Results—Mean (± SD) elimination half-life following a single IV or PO administration was 12.6 ± 2.8 and 13.9 ± 6.3 hours, respectively, and was 11.2 ± 4.0 hours following twice-daily administration for 5 days. Values for F ranged from 14.5 to 84.7%. Mean peak plasma concentration (Cmax) following single oral administration was 1.8 ± 0.68 µg/ml. Steady-state plasma concentrations following twice-daily administration for 5 days was 4.0 ± 1.8 µg/ml. Of the 12.0 ± 5.4% of the drug excreted during the 36-hour collection period, 0.78 ± 0.39% was the parent drug phenytoin, and 11.2 ± 5.3% was 5-(p-hydroxyphenyl)-5-phenylhydantoin (p-HPPH). Following twice-daily administration for 5 days, phenytoin was quantified in plasma and urine for up to 72 and 96 hours, respectively, and p-HPPH was quantified in urine for up to 144 hours after administration. This excretion pattern was not consistent in all horses.

Conclusion and Clinical Relevance—Variability in F, terminal elimination-phase half-life, and Cmax following single or multiple oral administration of phenytoin was considerable. This variability makes it difficult to predict plasma concentrations in horses after phenytoin administration. (Am J Vet Res 2001;62:483–489)

Full access
in American Journal of Veterinary Research

Abstract

Objective—To compare the pharmacokinetics of penicillin G and procaine in racehorses following IM administration of penicillin G procaine (PGP) with pharmacokinetics following IM administration of penicillin G potassium and procaine hydrochloride (PH).

Animals—6 healthy adult mares.

Procedure—Horses were treated with PGP (22,000 units of penicillin G/kg of body weight, IM) and with penicillin G potassium (22,000 U/kg, IM) and PH (1.55 mg/kg, IM). A minimum of 3 weeks was allowed to elapse between drug treatments. Plasma and urine penicillin G and procaine concentrations were measured by use of high-pressure liquid chromatography.

Results—Median elimination phase half-lives of penicillin G were 24.7 and 12.9 hours, respectively, after administration of PGP and penicillin G potassium. Plasma penicillin G concentration 24 hours after administration of penicillin G potassium and PH was not significantly different from concentration 24 hours after administration of PGP. Median elimination phase halflife of procaine following administration of PGP (15.6 hours) was significantly longer than value obtained after administration of penicillin G potassium and PH (1 hour).
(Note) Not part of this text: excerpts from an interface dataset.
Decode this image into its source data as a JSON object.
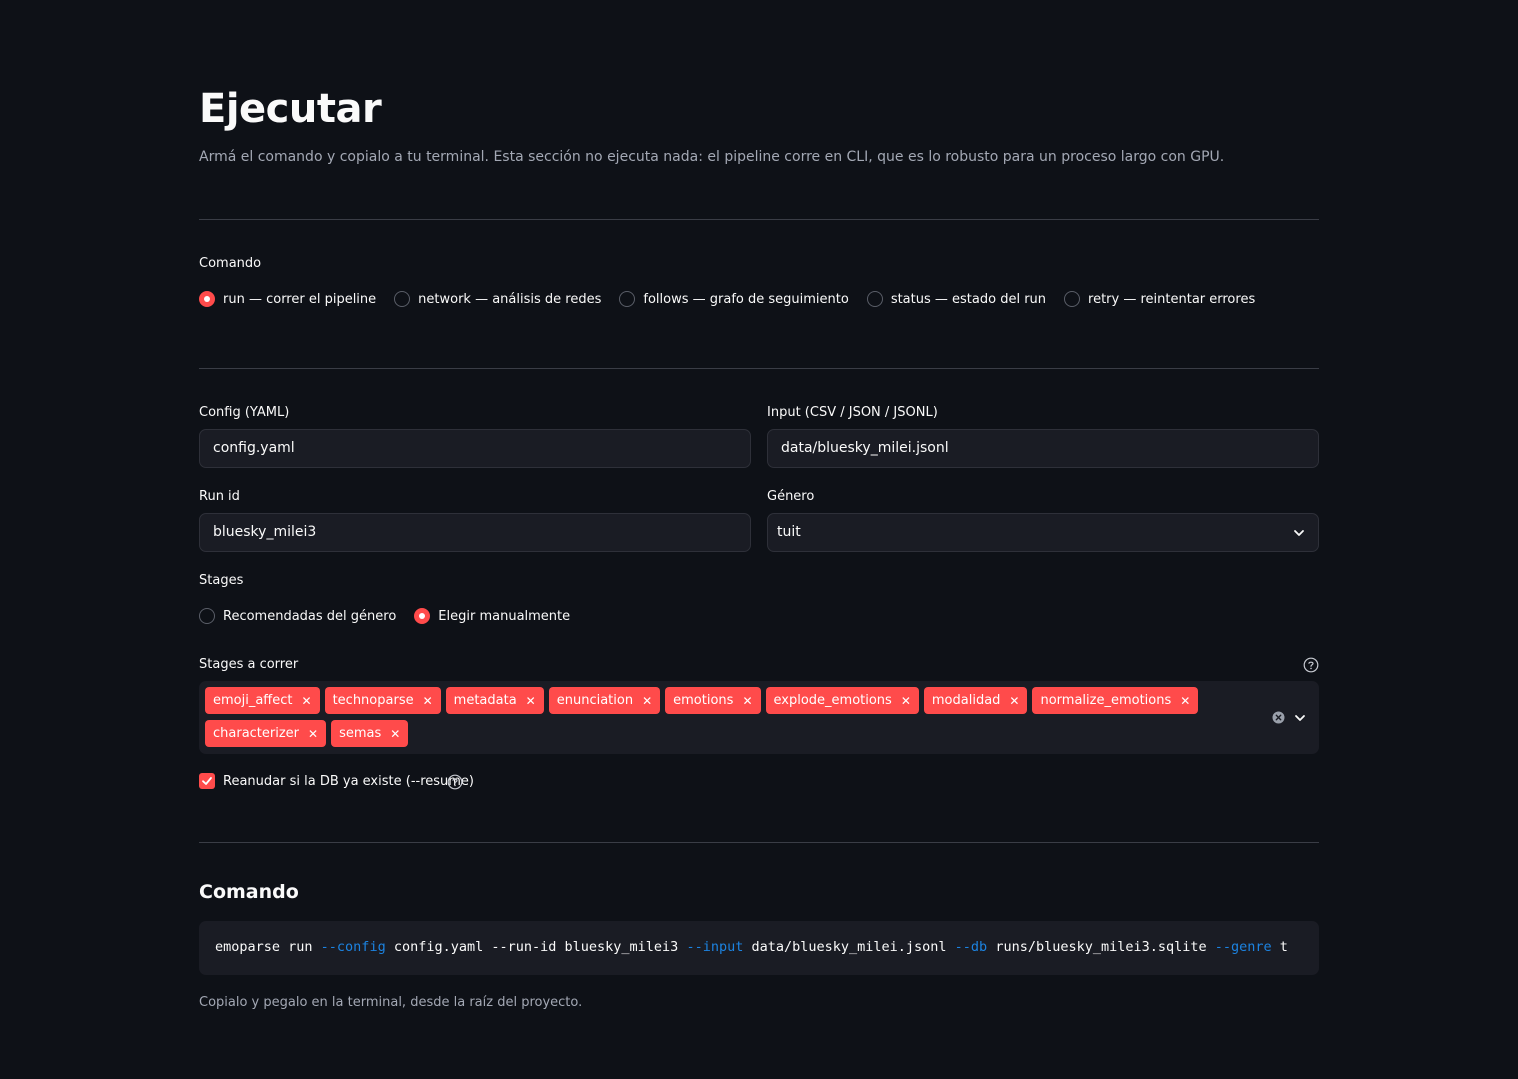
{
  "page": {
    "title": "Ejecutar",
    "subtitle": "Armá el comando y copialo a tu terminal. Esta sección no ejecuta nada: el pipeline corre en CLI, que es lo robusto para un proceso largo con GPU."
  },
  "command_selector": {
    "label": "Comando",
    "options": [
      {
        "label": "run — correr el pipeline",
        "selected": true
      },
      {
        "label": "network — análisis de redes",
        "selected": false
      },
      {
        "label": "follows — grafo de seguimiento",
        "selected": false
      },
      {
        "label": "status — estado del run",
        "selected": false
      },
      {
        "label": "retry — reintentar errores",
        "selected": false
      }
    ]
  },
  "form": {
    "config": {
      "label": "Config (YAML)",
      "value": "config.yaml"
    },
    "input": {
      "label": "Input (CSV / JSON / JSONL)",
      "value": "data/bluesky_milei.jsonl"
    },
    "run_id": {
      "label": "Run id",
      "value": "bluesky_milei3"
    },
    "genre": {
      "label": "Género",
      "value": "tuit"
    },
    "stages_mode": {
      "label": "Stages",
      "options": [
        {
          "label": "Recomendadas del género",
          "selected": false
        },
        {
          "label": "Elegir manualmente",
          "selected": true
        }
      ]
    },
    "stages": {
      "label": "Stages a correr",
      "selected": [
        "emoji_affect",
        "technoparse",
        "metadata",
        "enunciation",
        "emotions",
        "explode_emotions",
        "modalidad",
        "normalize_emotions",
        "characterizer",
        "semas"
      ]
    },
    "resume": {
      "label": "Reanudar si la DB ya existe (--resume)",
      "checked": true
    }
  },
  "output": {
    "title": "Comando",
    "command_parts": [
      {
        "text": "emoparse run ",
        "flag": false
      },
      {
        "text": "--config",
        "flag": true
      },
      {
        "text": " config.yaml --run-id bluesky_milei3 ",
        "flag": false
      },
      {
        "text": "--input",
        "flag": true
      },
      {
        "text": " data/bluesky_milei.jsonl ",
        "flag": false
      },
      {
        "text": "--db",
        "flag": true
      },
      {
        "text": " runs/bluesky_milei3.sqlite ",
        "flag": false
      },
      {
        "text": "--genre",
        "flag": true
      },
      {
        "text": " t",
        "flag": false
      }
    ],
    "caption": "Copialo y pegalo en la terminal, desde la raíz del proyecto."
  },
  "colors": {
    "background": "#0e1117",
    "accent": "#ff4b4b",
    "flag": "#1c83e1",
    "input_bg": "#1a1c24"
  },
  "icons": [
    "chevron-down-icon",
    "clear-icon",
    "help-icon",
    "check-icon",
    "close-icon"
  ]
}
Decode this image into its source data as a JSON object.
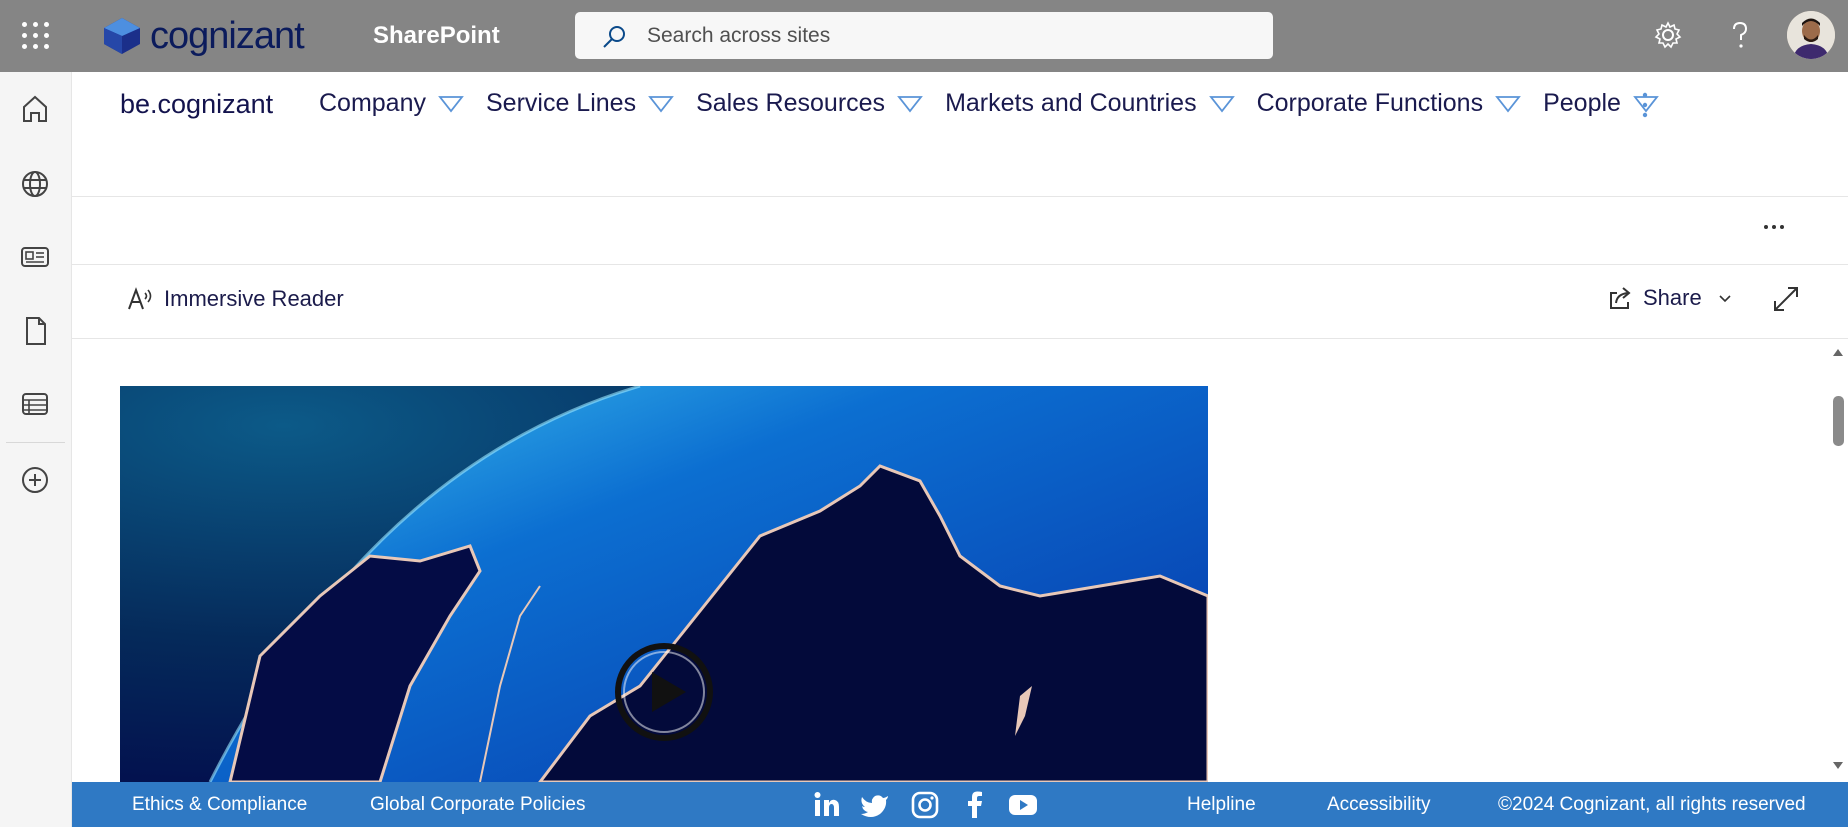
{
  "suite": {
    "logo_text": "cognizant",
    "app_name": "SharePoint",
    "search_placeholder": "Search across sites"
  },
  "hub": {
    "site_name": "be.cognizant",
    "nav": [
      {
        "label": "Company"
      },
      {
        "label": "Service Lines"
      },
      {
        "label": "Sales Resources"
      },
      {
        "label": "Markets and Countries"
      },
      {
        "label": "Corporate Functions"
      },
      {
        "label": "People"
      }
    ]
  },
  "toolbar": {
    "immersive_reader": "Immersive Reader",
    "share": "Share"
  },
  "footer": {
    "ethics": "Ethics & Compliance",
    "policies": "Global Corporate Policies",
    "helpline": "Helpline",
    "accessibility": "Accessibility",
    "copyright": "©2024 Cognizant, all rights reserved"
  },
  "colors": {
    "suitebar": "#858585",
    "footer": "#2f79c4",
    "nav_text": "#1a1a4e",
    "accent": "#2f79c4"
  }
}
Conclusions and Clinical Relevance—Results suggest that IM administration of penicillin G potassium will result in plasma penicillin G concentrations for 24 hours after drug administration comparable to those obtained with administration of PGP. Clearance of procaine from plasma following administration of penicillin G potassium and PH was rapid, compared with clearance following administration of PGP. (Am J Vet Res 2000;61:811–815)

Full access
in American Journal of Veterinary Research